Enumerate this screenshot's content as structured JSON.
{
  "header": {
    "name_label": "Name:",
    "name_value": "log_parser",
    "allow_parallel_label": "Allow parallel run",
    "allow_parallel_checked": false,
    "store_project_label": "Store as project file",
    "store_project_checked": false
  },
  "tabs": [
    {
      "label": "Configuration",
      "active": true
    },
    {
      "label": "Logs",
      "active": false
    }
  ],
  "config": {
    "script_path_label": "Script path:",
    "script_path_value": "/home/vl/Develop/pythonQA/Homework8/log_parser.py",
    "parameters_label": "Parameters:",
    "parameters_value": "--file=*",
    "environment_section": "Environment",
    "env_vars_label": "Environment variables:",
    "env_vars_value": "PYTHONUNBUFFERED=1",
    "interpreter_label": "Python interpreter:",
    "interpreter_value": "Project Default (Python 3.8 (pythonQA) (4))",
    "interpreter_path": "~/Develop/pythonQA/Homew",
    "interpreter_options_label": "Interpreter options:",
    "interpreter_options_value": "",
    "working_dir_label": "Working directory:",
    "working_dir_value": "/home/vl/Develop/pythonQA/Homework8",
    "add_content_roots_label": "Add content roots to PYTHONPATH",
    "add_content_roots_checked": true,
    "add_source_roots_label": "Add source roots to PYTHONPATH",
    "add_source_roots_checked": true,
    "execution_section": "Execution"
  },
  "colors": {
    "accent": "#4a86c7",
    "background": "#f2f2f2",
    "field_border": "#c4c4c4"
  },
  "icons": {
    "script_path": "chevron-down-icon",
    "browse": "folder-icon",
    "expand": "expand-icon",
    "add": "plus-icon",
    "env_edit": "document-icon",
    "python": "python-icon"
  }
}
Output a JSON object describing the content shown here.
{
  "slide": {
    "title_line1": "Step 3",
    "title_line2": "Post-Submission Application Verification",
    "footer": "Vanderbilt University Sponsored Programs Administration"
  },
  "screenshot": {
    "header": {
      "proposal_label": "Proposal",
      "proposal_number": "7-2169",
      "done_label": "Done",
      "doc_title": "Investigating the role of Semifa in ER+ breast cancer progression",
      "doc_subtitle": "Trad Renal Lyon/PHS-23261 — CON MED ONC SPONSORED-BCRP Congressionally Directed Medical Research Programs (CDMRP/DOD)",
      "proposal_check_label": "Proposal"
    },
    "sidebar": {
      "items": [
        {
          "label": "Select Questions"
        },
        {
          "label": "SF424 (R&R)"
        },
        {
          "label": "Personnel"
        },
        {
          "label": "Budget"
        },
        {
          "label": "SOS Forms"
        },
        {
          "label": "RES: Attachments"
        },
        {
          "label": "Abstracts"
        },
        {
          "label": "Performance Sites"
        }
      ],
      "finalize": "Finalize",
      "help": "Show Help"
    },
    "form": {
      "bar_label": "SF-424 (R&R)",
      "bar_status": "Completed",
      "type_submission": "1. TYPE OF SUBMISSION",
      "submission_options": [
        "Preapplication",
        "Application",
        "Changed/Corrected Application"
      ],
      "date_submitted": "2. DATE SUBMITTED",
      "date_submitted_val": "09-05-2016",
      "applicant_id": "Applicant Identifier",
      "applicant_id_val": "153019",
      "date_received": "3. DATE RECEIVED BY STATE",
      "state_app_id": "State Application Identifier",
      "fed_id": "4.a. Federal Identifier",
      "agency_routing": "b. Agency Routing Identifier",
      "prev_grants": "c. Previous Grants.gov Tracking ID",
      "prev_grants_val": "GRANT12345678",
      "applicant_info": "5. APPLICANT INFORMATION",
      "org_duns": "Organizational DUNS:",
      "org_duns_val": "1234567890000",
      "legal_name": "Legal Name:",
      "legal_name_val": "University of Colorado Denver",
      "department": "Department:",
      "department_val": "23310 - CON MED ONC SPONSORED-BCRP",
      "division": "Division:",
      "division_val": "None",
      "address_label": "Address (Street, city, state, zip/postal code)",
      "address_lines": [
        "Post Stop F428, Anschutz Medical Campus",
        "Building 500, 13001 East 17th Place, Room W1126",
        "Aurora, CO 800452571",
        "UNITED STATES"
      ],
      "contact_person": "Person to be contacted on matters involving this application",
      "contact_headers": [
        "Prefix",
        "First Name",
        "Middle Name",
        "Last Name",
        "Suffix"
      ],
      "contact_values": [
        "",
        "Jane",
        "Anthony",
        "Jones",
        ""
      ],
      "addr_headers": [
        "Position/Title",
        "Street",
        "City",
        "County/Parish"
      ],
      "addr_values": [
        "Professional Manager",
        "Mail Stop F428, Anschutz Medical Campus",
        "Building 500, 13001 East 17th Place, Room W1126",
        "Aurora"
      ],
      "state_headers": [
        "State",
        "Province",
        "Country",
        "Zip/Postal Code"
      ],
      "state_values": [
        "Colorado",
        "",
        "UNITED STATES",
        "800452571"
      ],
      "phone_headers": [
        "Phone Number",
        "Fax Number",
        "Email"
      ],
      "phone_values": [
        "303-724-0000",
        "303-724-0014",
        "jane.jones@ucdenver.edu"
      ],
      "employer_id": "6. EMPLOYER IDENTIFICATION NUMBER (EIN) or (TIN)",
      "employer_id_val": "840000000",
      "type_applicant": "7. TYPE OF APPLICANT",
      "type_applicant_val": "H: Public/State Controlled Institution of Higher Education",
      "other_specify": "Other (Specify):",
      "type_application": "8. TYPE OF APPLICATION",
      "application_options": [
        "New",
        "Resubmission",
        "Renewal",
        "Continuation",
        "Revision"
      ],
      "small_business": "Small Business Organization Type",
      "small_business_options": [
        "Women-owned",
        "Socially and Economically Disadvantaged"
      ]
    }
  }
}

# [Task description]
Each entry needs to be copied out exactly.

# [Reply]
Enumerate this screenshot's content as structured JSON.
{
  "header": {
    "name_label": "Name:",
    "name_value": "log_parser",
    "allow_parallel_label": "Allow parallel run",
    "allow_parallel_checked": false,
    "store_project_label": "Store as project file",
    "store_project_checked": false
  },
  "tabs": [
    {
      "label": "Configuration",
      "active": true
    },
    {
      "label": "Logs",
      "active": false
    }
  ],
  "config": {
    "script_path_label": "Script path:",
    "script_path_value": "/home/vl/Develop/pythonQA/Homework8/log_parser.py",
    "parameters_label": "Parameters:",
    "parameters_value": "--file=*",
    "environment_section": "Environment",
    "env_vars_label": "Environment variables:",
    "env_vars_value": "PYTHONUNBUFFERED=1",
    "interpreter_label": "Python interpreter:",
    "interpreter_value": "Project Default (Python 3.8 (pythonQA) (4))",
    "interpreter_path": "~/Develop/pythonQA/Homew",
    "interpreter_options_label": "Interpreter options:",
    "interpreter_options_value": "",
    "working_dir_label": "Working directory:",
    "working_dir_value": "/home/vl/Develop/pythonQA/Homework8",
    "add_content_roots_label": "Add content roots to PYTHONPATH",
    "add_content_roots_checked": true,
    "add_source_roots_label": "Add source roots to PYTHONPATH",
    "add_source_roots_checked": true,
    "execution_section": "Execution"
  },
  "colors": {
    "accent": "#4a86c7",
    "background": "#f2f2f2",
    "field_border": "#c4c4c4"
  },
  "icons": {
    "script_path": "chevron-down-icon",
    "browse": "folder-icon",
    "expand": "expand-icon",
    "add": "plus-icon",
    "env_edit": "document-icon",
    "python": "python-icon"
  }
}
Output a JSON object describing the content shown here.
{
  "slide": {
    "title_line1": "Step 3",
    "title_line2": "Post-Submission Application Verification",
    "footer": "Vanderbilt University Sponsored Programs Administration"
  },
  "screenshot": {
    "header": {
      "proposal_label": "Proposal",
      "proposal_number": "7-2169",
      "done_label": "Done",
      "doc_title": "Investigating the role of Semifa in ER+ breast cancer progression",
      "doc_subtitle": "Trad Renal Lyon/PHS-23261 — CON MED ONC SPONSORED-BCRP Congressionally Directed Medical Research Programs (CDMRP/DOD)",
      "proposal_check_label": "Proposal"
    },
    "sidebar": {
      "items": [
        {
          "label": "Select Questions"
        },
        {
          "label": "SF424 (R&R)"
        },
        {
          "label": "Personnel"
        },
        {
          "label": "Budget"
        },
        {
          "label": "SOS Forms"
        },
        {
          "label": "RES: Attachments"
        },
        {
          "label": "Abstracts"
        },
        {
          "label": "Performance Sites"
        }
      ],
      "finalize": "Finalize",
      "help": "Show Help"
    },
    "form": {
      "bar_label": "SF-424 (R&R)",
      "bar_status": "Completed",
      "type_submission": "1. TYPE OF SUBMISSION",
      "submission_options": [
        "Preapplication",
        "Application",
        "Changed/Corrected Application"
      ],
      "date_submitted": "2. DATE SUBMITTED",
      "date_submitted_val": "09-05-2016",
      "applicant_id": "Applicant Identifier",
      "applicant_id_val": "153019",
      "date_received": "3. DATE RECEIVED BY STATE",
      "state_app_id": "State Application Identifier",
      "fed_id": "4.a. Federal Identifier",
      "agency_routing": "b. Agency Routing Identifier",
      "prev_grants": "c. Previous Grants.gov Tracking ID",
      "prev_grants_val": "GRANT12345678",
      "applicant_info": "5. APPLICANT INFORMATION",
      "org_duns": "Organizational DUNS:",
      "org_duns_val": "1234567890000",
      "legal_name": "Legal Name:",
      "legal_name_val": "University of Colorado Denver",
      "department": "Department:",
      "department_val": "23310 - CON MED ONC SPONSORED-BCRP",
      "division": "Division:",
      "division_val": "None",
      "address_label": "Address (Street, city, state, zip/postal code)",
      "address_lines": [
        "Post Stop F428, Anschutz Medical Campus",
        "Building 500, 13001 East 17th Place, Room W1126",
        "Aurora, CO 800452571",
        "UNITED STATES"
      ],
      "contact_person": "Person to be contacted on matters involving this application",
      "contact_headers": [
        "Prefix",
        "First Name",
        "Middle Name",
        "Last Name",
        "Suffix"
      ],
      "contact_values": [
        "",
        "Jane",
        "Anthony",
        "Jones",
        ""
      ],
      "addr_headers": [
        "Position/Title",
        "Street",
        "City",
        "County/Parish"
      ],
      "addr_values": [
        "Professional Manager",
        "Mail Stop F428, Anschutz Medical Campus",
        "Building 500, 13001 East 17th Place, Room W1126",
        "Aurora"
      ],
      "state_headers": [
        "State",
        "Province",
        "Country",
        "Zip/Postal Code"
      ],
      "state_values": [
        "Colorado",
        "",
        "UNITED STATES",
        "800452571"
      ],
      "phone_headers": [
        "Phone Number",
        "Fax Number",
        "Email"
      ],
      "phone_values": [
        "303-724-0000",
        "303-724-0014",
        "jane.jones@ucdenver.edu"
      ],
      "employer_id": "6. EMPLOYER IDENTIFICATION NUMBER (EIN) or (TIN)",
      "employer_id_val": "840000000",
      "type_applicant": "7. TYPE OF APPLICANT",
      "type_applicant_val": "H: Public/State Controlled Institution of Higher Education",
      "other_specify": "Other (Specify):",
      "type_application": "8. TYPE OF APPLICATION",
      "application_options": [
        "New",
        "Resubmission",
        "Renewal",
        "Continuation",
        "Revision"
      ],
      "small_business": "Small Business Organization Type",
      "small_business_options": [
        "Women-owned",
        "Socially and Economically Disadvantaged"
      ]
    }
  }
}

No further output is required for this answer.